Mon, 09/15/2008 10:14 AM | Opinion
Even though the government might have some legitimate questions to raise about the accuracy of the latest business climate survey of the International Finance Corporation, the blunt fact remains: our business climate is really poor and worse than that of most ASEAN countries.
We have consistently performed poorly since 2004, when the World Bank's private-sector arm first introduced this comprehensive survey on the world business climate for its annual Doing Business Report.
The government has made significant progress in streamlining licensing systems, reducing both the time and cost of fulfilling regulations and procedures for starting up a business.
The problem, though, is that the government has often been inconsistent in the pace of reform, while many other countries have implemented regulatory reforms not only at a much faster pace, but also more consistently and step by step, thereby scoring higher than Indonesia in the business climate index.
The 2009 Doing Business Report, which was launched here last week, lowered Indonesia's ranking from 127th last year to 129th this year in terms of global business-friendliness, out of 181 countries surveyed.
Indonesia was also among the most difficult places in the world in terms of ease of doing business, ranked 135th out of the 175 countries surveyed in 2006 and 131st among 155 countries studied by IFC in 2005.
Sad to note we were ranked lower than most other ASEAN countries covered by the survey. We only performed better than the Philippines and Laos.
The survey tracks indicators of the time and cost to meet government requirements for business startups, construction permits, employment, property registration, access to credit, investor protection, tax payments, border-cross trade, contract enforcement and closing businesses down.
Yet more discouraging is that Indonesia would have done even worse if the tracked indicators included areas such as the condition of infrastructure and the availability of a highly-trained and skilled labor force.
One day after the release of the IFC business climate report, Trade Minister Mari Elka Pangestu painfully found, during an incognito visit to Jakarta's Tanjung Priok port, the country's largest seaport, solid congestion of containers at the port terminal caused by poor port management.
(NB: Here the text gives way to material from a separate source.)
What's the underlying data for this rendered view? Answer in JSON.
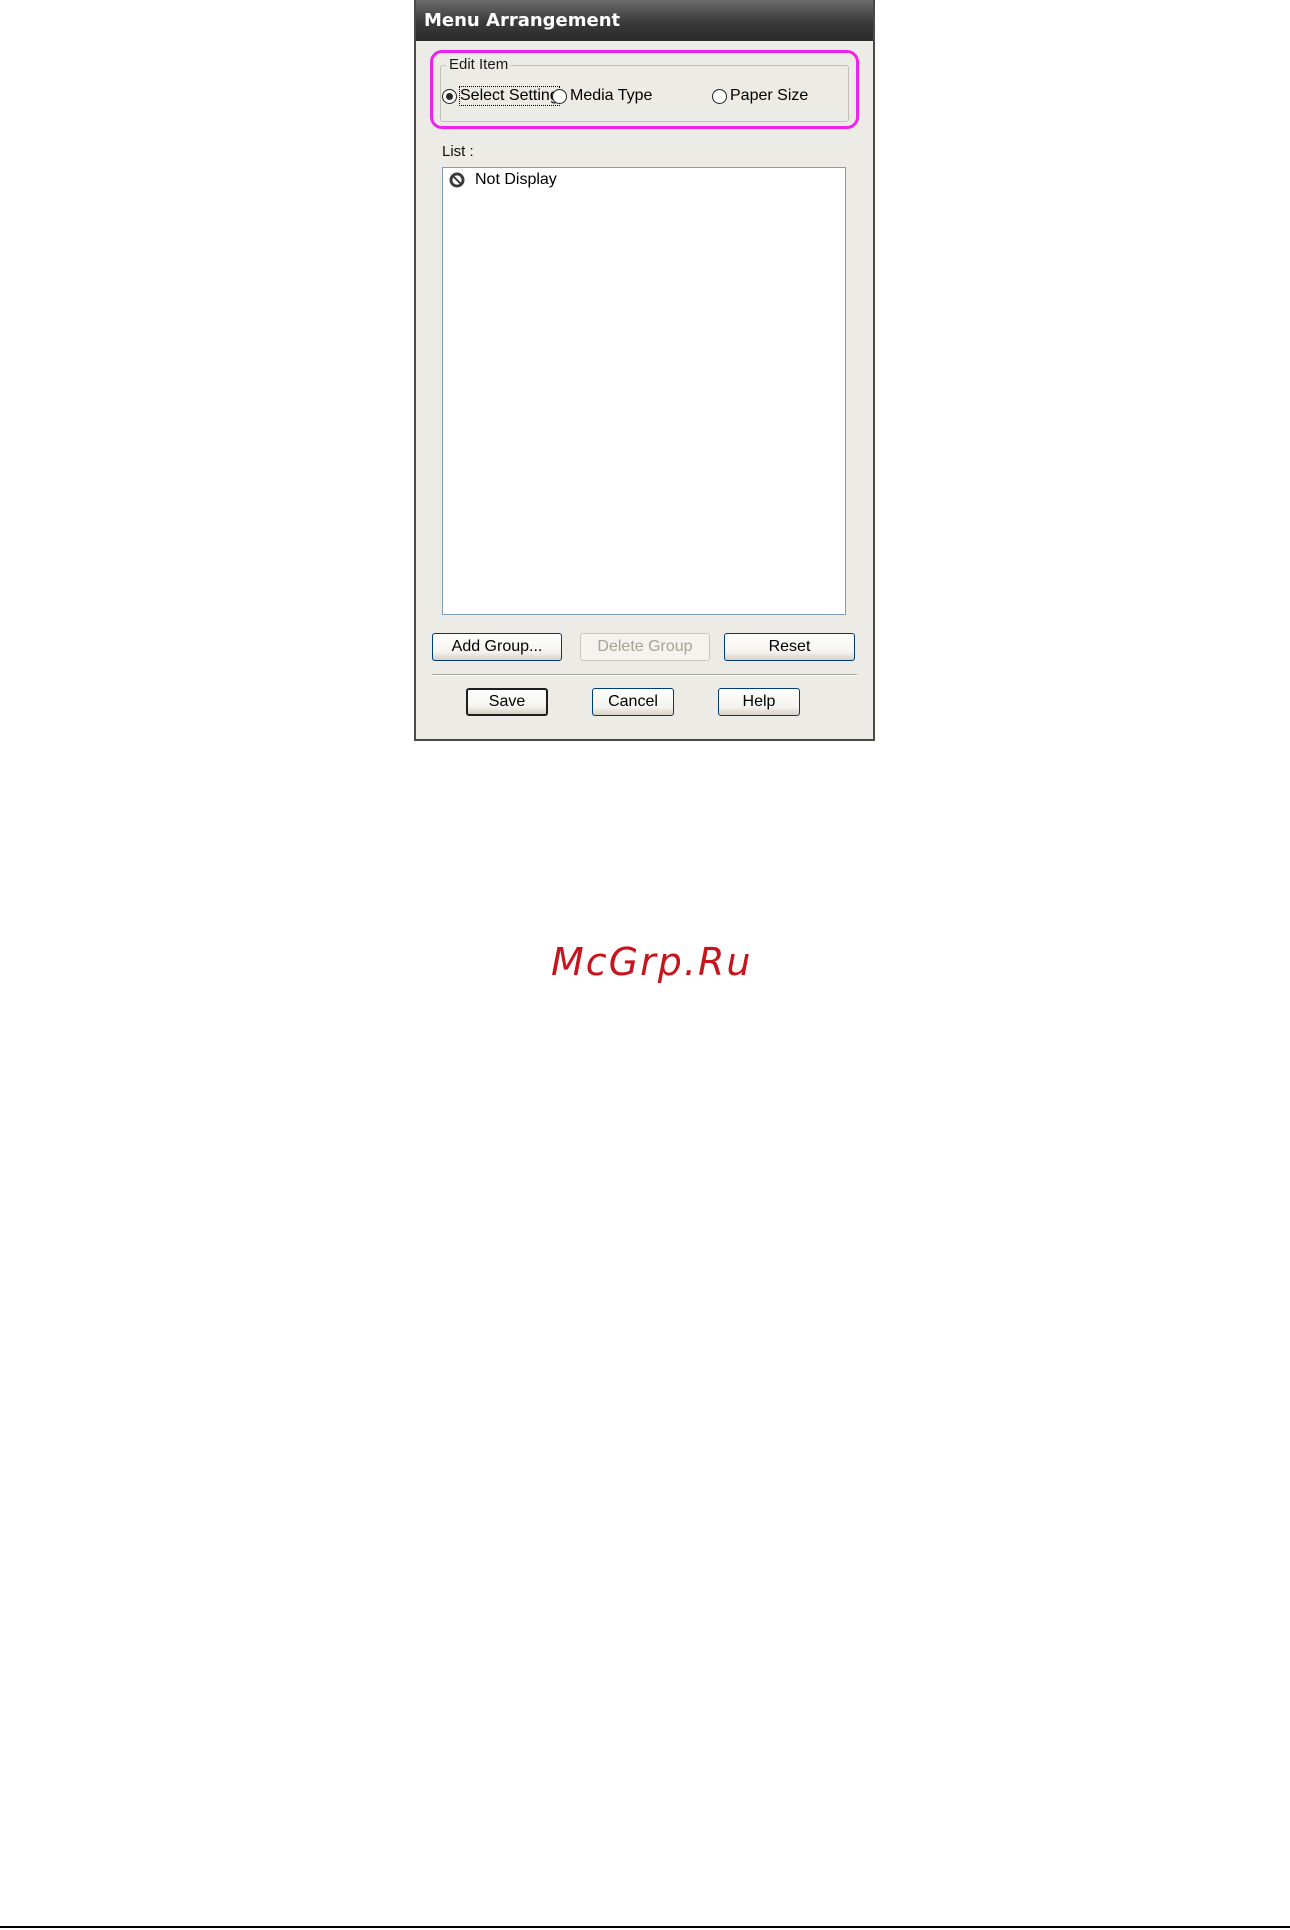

In many instances it takes a few weeks to have containers cleared.
This evidence shows how progress in regulatory reform has often been nullified by problems in other areas and inconsistencies in the pace of reform.
The recent wholesale reform of the customs service and the introduction of a national single-window for most public services and regulatory procedures at the Tanjung Priok port has improved significantly the flow of documents for clearance of goods out of the port area.
But this painstakingly-gained progress was made less meaningful because the flow of goods has been stalled by utterly terrible port management and inadequate infrastructure.
No wonder, overall, businesses in Indonesia often bear administrative and logistics costs up to twice as high as their counterparts in other Asian countries. Business leaders of the Indonesian Employers Association have often cried out against pointless regulations and irksome rules, but the improvements have at best been incremental.
In so far as the business climate is concerned, the responsibility does not lie solely with the central government. The central government, fully realizing the important role of private investment, may be able to push harder with reforming and streamlining the regulations within its jurisdiction -- such as licensing systems at the Investment Coordinating Board and business incorporation at the ministry of law and human rights.
But there are many other permits a company must obtain from regional administrations before they can start up operations. The problem is that most of the 480 regional administrations where local autonomy is vested have yet to become aware of the key role of investment in fueling economic activities.
No wonder, the central government has been working hard to review and revoke thousands of regional bylaws issued by local administrations, which were inimical to business operations.
So instead of further grumbling about the IFC business climate survey, the government, in cooperation with regional administrations, should accelerate the pace of reform measures and do it consistently.